##### The records #####

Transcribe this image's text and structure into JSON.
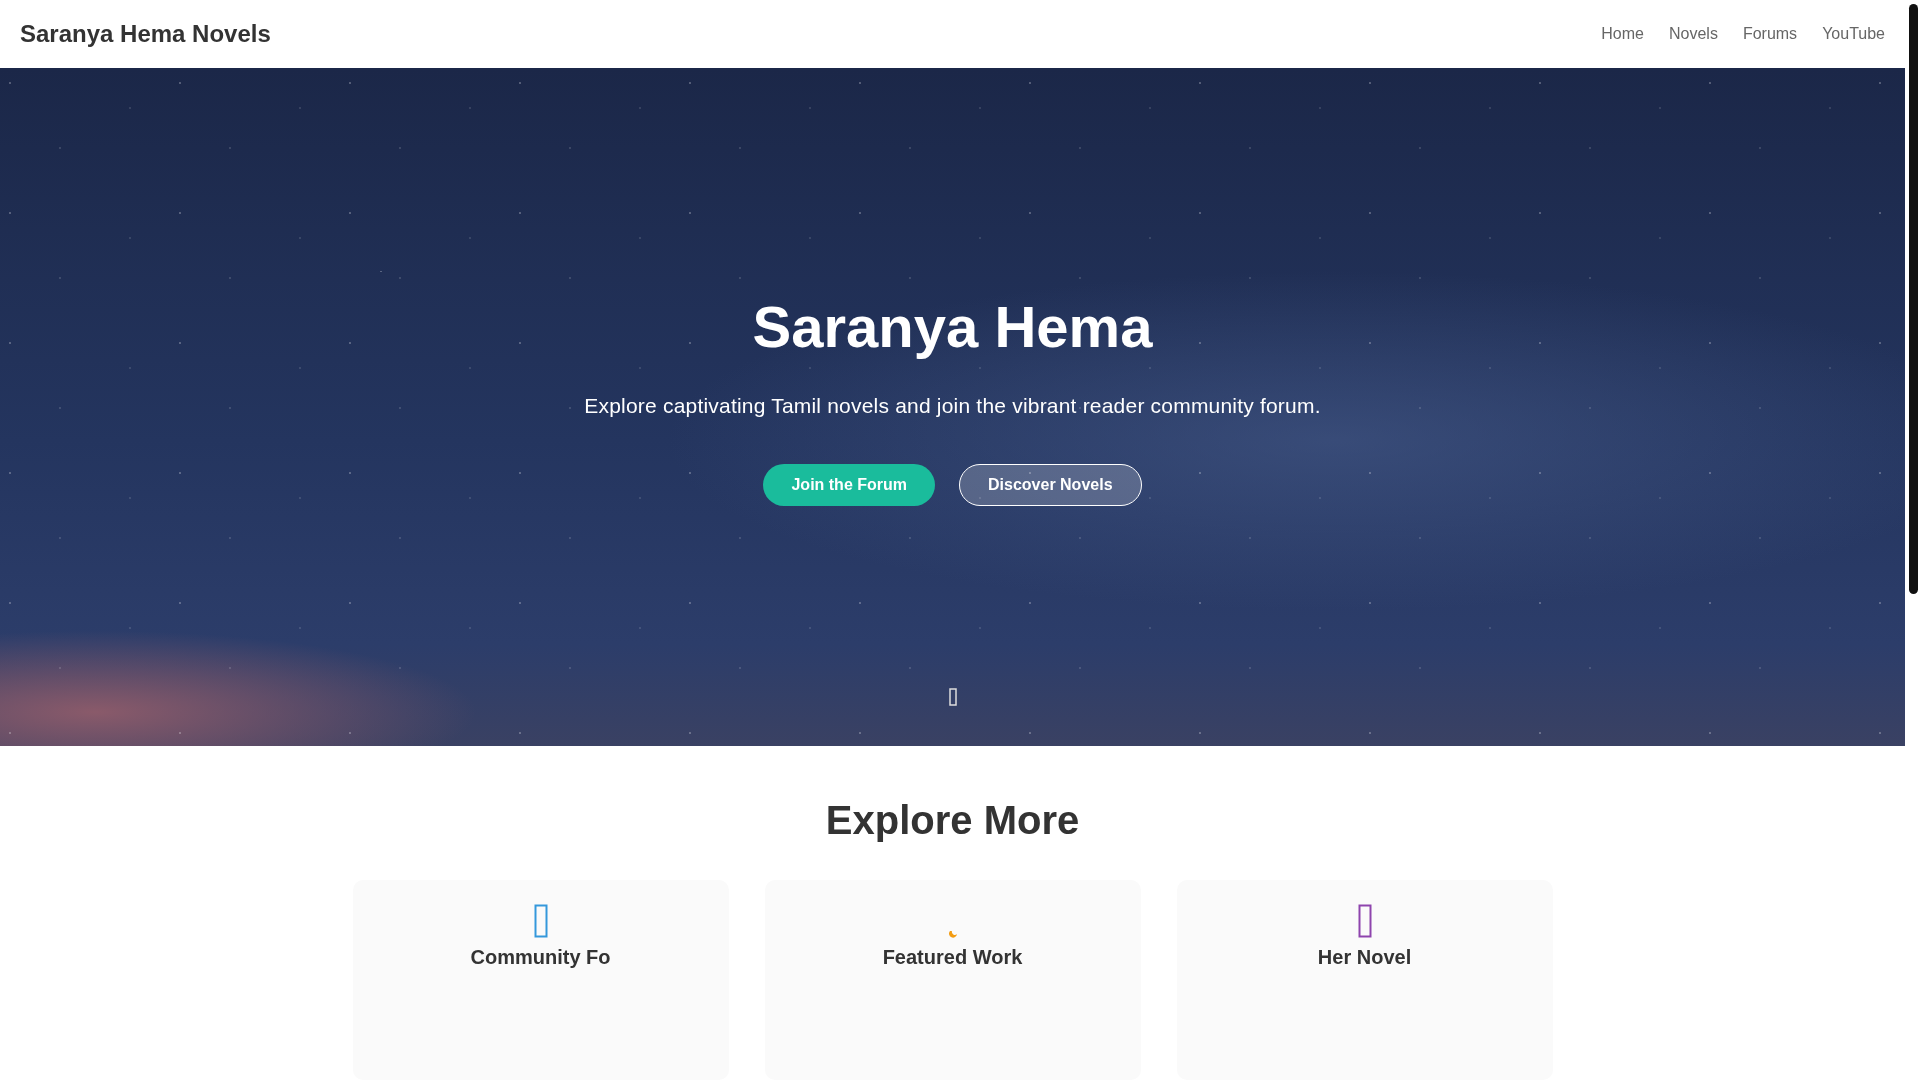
{
  "site_title": "Saranya Hema Novels",
  "nav": [
    {
      "label": "Home"
    },
    {
      "label": "Novels"
    },
    {
      "label": "Forums"
    },
    {
      "label": "YouTube"
    }
  ],
  "hero": {
    "title": "Saranya Hema",
    "subtitle": "Explore captivating Tamil novels and join the vibrant reader community forum.",
    "buttons": [
      {
        "label": "Join the Forum",
        "kind": "primary"
      },
      {
        "label": "Discover Novels",
        "kind": "outline"
      }
    ]
  },
  "section": {
    "title": "Explore More",
    "cards": [
      {
        "title": "Community Fo",
        "color": "#3498db"
      },
      {
        "title": "Featured Work",
        "color": "#f39c12"
      },
      {
        "title": "Her Novel",
        "color": "#8e44ad"
      }
    ]
  }
}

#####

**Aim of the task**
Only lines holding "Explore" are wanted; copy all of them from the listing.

**Result**
    "subtitle": "Explore captivating Tamil novels and join the vibrant reader community forum.",
    "title": "Explore More",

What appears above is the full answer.